== EXERCISE INPUTS

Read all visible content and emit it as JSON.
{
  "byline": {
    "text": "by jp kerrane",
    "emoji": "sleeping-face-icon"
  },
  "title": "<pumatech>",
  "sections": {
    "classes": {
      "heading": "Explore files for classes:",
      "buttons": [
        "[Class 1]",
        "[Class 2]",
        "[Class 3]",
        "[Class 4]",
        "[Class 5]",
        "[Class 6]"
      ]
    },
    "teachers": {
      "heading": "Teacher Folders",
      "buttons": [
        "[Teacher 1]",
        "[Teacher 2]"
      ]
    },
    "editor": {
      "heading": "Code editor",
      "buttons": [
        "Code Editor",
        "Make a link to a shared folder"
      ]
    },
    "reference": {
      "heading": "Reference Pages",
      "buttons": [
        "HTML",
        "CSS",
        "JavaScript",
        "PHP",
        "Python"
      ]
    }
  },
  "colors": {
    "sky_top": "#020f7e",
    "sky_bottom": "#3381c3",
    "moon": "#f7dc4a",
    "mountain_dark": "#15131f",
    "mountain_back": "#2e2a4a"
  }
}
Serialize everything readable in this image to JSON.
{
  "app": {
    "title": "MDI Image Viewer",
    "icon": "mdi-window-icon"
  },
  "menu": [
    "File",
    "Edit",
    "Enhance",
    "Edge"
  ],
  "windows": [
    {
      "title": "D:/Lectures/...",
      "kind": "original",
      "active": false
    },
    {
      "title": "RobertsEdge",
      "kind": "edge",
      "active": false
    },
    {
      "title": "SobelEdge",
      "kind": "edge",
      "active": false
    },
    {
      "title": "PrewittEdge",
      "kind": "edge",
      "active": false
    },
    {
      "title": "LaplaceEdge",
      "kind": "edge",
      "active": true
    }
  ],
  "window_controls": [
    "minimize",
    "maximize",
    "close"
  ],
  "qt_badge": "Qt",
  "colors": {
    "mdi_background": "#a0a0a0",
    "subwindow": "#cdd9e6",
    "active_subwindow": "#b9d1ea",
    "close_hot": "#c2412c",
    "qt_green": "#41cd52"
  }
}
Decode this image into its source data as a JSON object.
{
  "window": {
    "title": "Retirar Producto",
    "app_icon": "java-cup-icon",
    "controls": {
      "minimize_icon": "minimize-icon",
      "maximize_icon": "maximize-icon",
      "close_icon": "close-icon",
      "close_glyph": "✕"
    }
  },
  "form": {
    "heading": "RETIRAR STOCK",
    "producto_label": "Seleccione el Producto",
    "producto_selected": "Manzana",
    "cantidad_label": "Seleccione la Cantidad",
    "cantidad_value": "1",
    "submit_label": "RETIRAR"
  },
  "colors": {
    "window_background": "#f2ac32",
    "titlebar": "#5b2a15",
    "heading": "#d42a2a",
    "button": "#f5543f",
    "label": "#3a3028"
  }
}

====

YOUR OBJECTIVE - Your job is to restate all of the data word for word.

COMPLETED EXERCISE -
Read all visible content and emit it as JSON.
{
  "byline": {
    "text": "by jp kerrane",
    "emoji": "sleeping-face-icon"
  },
  "title": "<pumatech>",
  "sections": {
    "classes": {
      "heading": "Explore files for classes:",
      "buttons": [
        "[Class 1]",
        "[Class 2]",
        "[Class 3]",
        "[Class 4]",
        "[Class 5]",
        "[Class 6]"
      ]
    },
    "teachers": {
      "heading": "Teacher Folders",
      "buttons": [
        "[Teacher 1]",
        "[Teacher 2]"
      ]
    },
    "editor": {
      "heading": "Code editor",
      "buttons": [
        "Code Editor",
        "Make a link to a shared folder"
      ]
    },
    "reference": {
      "heading": "Reference Pages",
      "buttons": [
        "HTML",
        "CSS",
        "JavaScript",
        "PHP",
        "Python"
      ]
    }
  },
  "colors": {
    "sky_top": "#020f7e",
    "sky_bottom": "#3381c3",
    "moon": "#f7dc4a",
    "mountain_dark": "#15131f",
    "mountain_back": "#2e2a4a"
  }
}
Serialize everything readable in this image to JSON.
{
  "app": {
    "title": "MDI Image Viewer",
    "icon": "mdi-window-icon"
  },
  "menu": [
    "File",
    "Edit",
    "Enhance",
    "Edge"
  ],
  "windows": [
    {
      "title": "D:/Lectures/...",
      "kind": "original",
      "active": false
    },
    {
      "title": "RobertsEdge",
      "kind": "edge",
      "active": false
    },
    {
      "title": "SobelEdge",
      "kind": "edge",
      "active": false
    },
    {
      "title": "PrewittEdge",
      "kind": "edge",
      "active": false
    },
    {
      "title": "LaplaceEdge",
      "kind": "edge",
      "active": true
    }
  ],
  "window_controls": [
    "minimize",
    "maximize",
    "close"
  ],
  "qt_badge": "Qt",
  "colors": {
    "mdi_background": "#a0a0a0",
    "subwindow": "#cdd9e6",
    "active_subwindow": "#b9d1ea",
    "close_hot": "#c2412c",
    "qt_green": "#41cd52"
  }
}
Decode this image into its source data as a JSON object.
{
  "window": {
    "title": "Retirar Producto",
    "app_icon": "java-cup-icon",
    "controls": {
      "minimize_icon": "minimize-icon",
      "maximize_icon": "maximize-icon",
      "close_icon": "close-icon",
      "close_glyph": "✕"
    }
  },
  "form": {
    "heading": "RETIRAR STOCK",
    "producto_label": "Seleccione el Producto",
    "producto_selected": "Manzana",
    "cantidad_label": "Seleccione la Cantidad",
    "cantidad_value": "1",
    "submit_label": "RETIRAR"
  },
  "colors": {
    "window_background": "#f2ac32",
    "titlebar": "#5b2a15",
    "heading": "#d42a2a",
    "button": "#f5543f",
    "label": "#3a3028"
  }
}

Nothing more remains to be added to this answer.